THE DATA:
# # # #

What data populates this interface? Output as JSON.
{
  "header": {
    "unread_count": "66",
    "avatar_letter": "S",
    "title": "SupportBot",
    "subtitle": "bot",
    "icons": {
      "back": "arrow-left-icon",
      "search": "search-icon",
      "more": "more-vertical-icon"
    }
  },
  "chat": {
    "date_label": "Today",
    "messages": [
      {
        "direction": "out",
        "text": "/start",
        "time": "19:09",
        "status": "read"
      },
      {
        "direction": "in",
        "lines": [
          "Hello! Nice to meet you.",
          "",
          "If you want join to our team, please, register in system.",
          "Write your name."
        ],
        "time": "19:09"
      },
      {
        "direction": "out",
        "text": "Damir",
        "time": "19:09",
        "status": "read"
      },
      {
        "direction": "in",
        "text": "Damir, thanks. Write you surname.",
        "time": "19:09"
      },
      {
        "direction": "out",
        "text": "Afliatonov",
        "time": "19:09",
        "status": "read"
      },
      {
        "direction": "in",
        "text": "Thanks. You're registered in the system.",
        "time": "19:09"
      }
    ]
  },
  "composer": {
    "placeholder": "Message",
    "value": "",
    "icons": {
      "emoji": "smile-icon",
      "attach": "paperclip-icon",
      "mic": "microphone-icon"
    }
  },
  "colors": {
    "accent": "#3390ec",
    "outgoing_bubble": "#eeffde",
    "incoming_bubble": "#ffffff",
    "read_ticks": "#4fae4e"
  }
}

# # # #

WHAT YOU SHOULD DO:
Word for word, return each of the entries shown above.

TASK SOLUTION:
What data populates this interface? Output as JSON.
{
  "header": {
    "unread_count": "66",
    "avatar_letter": "S",
    "title": "SupportBot",
    "subtitle": "bot",
    "icons": {
      "back": "arrow-left-icon",
      "search": "search-icon",
      "more": "more-vertical-icon"
    }
  },
  "chat": {
    "date_label": "Today",
    "messages": [
      {
        "direction": "out",
        "text": "/start",
        "time": "19:09",
        "status": "read"
      },
      {
        "direction": "in",
        "lines": [
          "Hello! Nice to meet you.",
          "",
          "If you want join to our team, please, register in system.",
          "Write your name."
        ],
        "time": "19:09"
      },
      {
        "direction": "out",
        "text": "Damir",
        "time": "19:09",
        "status": "read"
      },
      {
        "direction": "in",
        "text": "Damir, thanks. Write you surname.",
        "time": "19:09"
      },
      {
        "direction": "out",
        "text": "Afliatonov",
        "time": "19:09",
        "status": "read"
      },
      {
        "direction": "in",
        "text": "Thanks. You're registered in the system.",
        "time": "19:09"
      }
    ]
  },
  "composer": {
    "placeholder": "Message",
    "value": "",
    "icons": {
      "emoji": "smile-icon",
      "attach": "paperclip-icon",
      "mic": "microphone-icon"
    }
  },
  "colors": {
    "accent": "#3390ec",
    "outgoing_bubble": "#eeffde",
    "incoming_bubble": "#ffffff",
    "read_ticks": "#4fae4e"
  }
}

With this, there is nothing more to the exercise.